Many proposals about post-NRM government

With pressure mounting against Museveni regime, groups are coming up with scenarios about a successor government. Here are some of them for consideration.

1. Regarding leadership: there are those who argue that any leader is better than Museveni. But this group seems to have forgotten or conveniently neglected that we have gone through this without improving the political, economic and social conditions. When a group of Ugandans didn’t like Obote, they said anybody was better than him. We got Amin. A larger group said anybody was better than Amin. In quick succession we got Lule, then Binaisa and ultimately Obote. A group of Ugandans swore to unseat Obote and argued that anybody was better than Obote.

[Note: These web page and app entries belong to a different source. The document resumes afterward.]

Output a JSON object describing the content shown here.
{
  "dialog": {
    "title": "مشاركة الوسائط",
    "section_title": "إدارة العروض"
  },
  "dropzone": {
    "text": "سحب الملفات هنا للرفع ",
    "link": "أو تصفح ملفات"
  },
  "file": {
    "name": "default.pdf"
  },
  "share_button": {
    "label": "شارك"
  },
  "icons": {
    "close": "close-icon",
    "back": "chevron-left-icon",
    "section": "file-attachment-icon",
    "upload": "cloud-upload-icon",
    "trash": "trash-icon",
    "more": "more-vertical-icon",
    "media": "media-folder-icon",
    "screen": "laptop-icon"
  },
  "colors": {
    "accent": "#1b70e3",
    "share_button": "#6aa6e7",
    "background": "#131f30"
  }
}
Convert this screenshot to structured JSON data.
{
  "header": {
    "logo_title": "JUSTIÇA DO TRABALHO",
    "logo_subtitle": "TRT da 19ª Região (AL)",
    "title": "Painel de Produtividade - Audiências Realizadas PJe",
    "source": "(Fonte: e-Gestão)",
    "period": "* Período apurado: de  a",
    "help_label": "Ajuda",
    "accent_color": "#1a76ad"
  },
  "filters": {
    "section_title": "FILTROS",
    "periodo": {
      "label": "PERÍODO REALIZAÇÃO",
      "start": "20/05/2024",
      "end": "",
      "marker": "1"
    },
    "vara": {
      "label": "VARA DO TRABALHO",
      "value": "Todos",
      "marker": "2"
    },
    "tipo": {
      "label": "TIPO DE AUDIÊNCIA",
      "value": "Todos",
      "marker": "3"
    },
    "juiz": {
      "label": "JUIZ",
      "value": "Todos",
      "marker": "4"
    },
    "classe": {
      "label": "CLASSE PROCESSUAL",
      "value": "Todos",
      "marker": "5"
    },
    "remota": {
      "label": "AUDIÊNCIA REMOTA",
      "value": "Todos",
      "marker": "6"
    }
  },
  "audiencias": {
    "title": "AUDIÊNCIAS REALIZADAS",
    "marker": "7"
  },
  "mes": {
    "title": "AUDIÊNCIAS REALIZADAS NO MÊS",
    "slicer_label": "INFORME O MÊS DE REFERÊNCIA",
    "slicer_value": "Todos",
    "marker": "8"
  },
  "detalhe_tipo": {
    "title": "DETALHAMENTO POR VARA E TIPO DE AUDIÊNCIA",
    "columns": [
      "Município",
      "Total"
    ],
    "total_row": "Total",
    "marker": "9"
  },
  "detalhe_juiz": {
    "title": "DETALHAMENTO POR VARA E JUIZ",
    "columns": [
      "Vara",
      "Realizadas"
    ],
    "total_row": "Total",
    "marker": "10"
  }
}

We got Okello and within six months a section of Uganda didn’t like him and we got Museveni. Now many are saying anybody is better than Museveni. Given this history what makes this group insist anybody is better than Museveni? To look for a better alternative we need to establish a profile of the next leader (I prefer a presidential team rather than one leader who concentrates power and becomes a dictator) first and then embark on a search.

2. There are those led by Niringiye and implicitly supported by Sejusa and others in the wings arguing that there is no NRM as such. It is Museveni and once Museveni is gone, Ugandans can pick anybody to lead. However, if NRM does not exist, then why is Amama Mbabazi arguing that he is still the Secretary General of NRM? NRM has just concluded its convention in preparation for 2016 elections. How do we describe those who participated in the convention beyond Museveni and his family? This school of thought is probably made up of a group of people in the NRM scattered at home and abroad bent on continuing to govern Uganda and are quietly without trace of record working together to continue with the 50 year master plan.

3. There are Ugandans especially with a military record insisting that military force is the only viable alternative to unseat the NRM government because Uganda is not ready for People Power as we witnessed in the Philippines against Marcos regime; in Iran against the Shah regime; in Tunisia against Ali regime and most recently in Burkina Faso against Compaore. They feel that for Uganda an exception should be made to overthrow the government by military means and form a transitional government led by a current soldier or one with military background. They have ruled out the alternative scenario of soldiers joining hands with civilian population to change the regime by non-violent methods.

4. There are Ugandans who are arguing that we should not waste valuable time discussing a program of action for post-NRM regime. Instead we should focus on changing the regime first and then begin discussion about the next government. The group also insists that it should take on board anybody without bothering to investigate their history and character because for them what is common is regime change. But history has shown unambiguously that when groups with opposed views come together for the sole purpose of removing the regime, once that task is accomplished, the different groups turn against one another to form the next government and a civil war is the result. We have seen that in the French, Mexican, Russian and Ethiopian Revolutions to mention a few. Closer to home we witnessed this in Uganda following the formation of the post-Amin regime in 1979. When Ugandans from home and in the Diaspora met in The Hague in November 2013, it was decided that plans for regime change must be discussed together with plans for governing the country the morning after the regime is removed by non-violent methods. The Hague Process for Peace, Security and Development in Uganda has presented the roadmap to regime change and what to do the morning after. It has been widely circulated.

All of us have ambitions and elements of individualism and selfishness but when we carry them too far ahead of the nation and community we risk destroying the country and her people. Uganda has been like that since independence. Winner-take-all and concentration of power in the hands of one leader since 1966 have proven disastrous. If we don’t change course we shall continue to sink deeper into darkness politically, economically and socially. We should recast short-term goals and the urge to revenge because this path is unsustainable. We must instead embrace tolerance, equitable sharing, reconciliation and liberty with justice.

All Ugandans have a duty to participate in this debate. If you sit on the fence waiting to jump into the winning camp you may end up at the bottom of the pyramid – if you are lucky. Chances are you may end up in exile or worse if you remain passive especially the youth.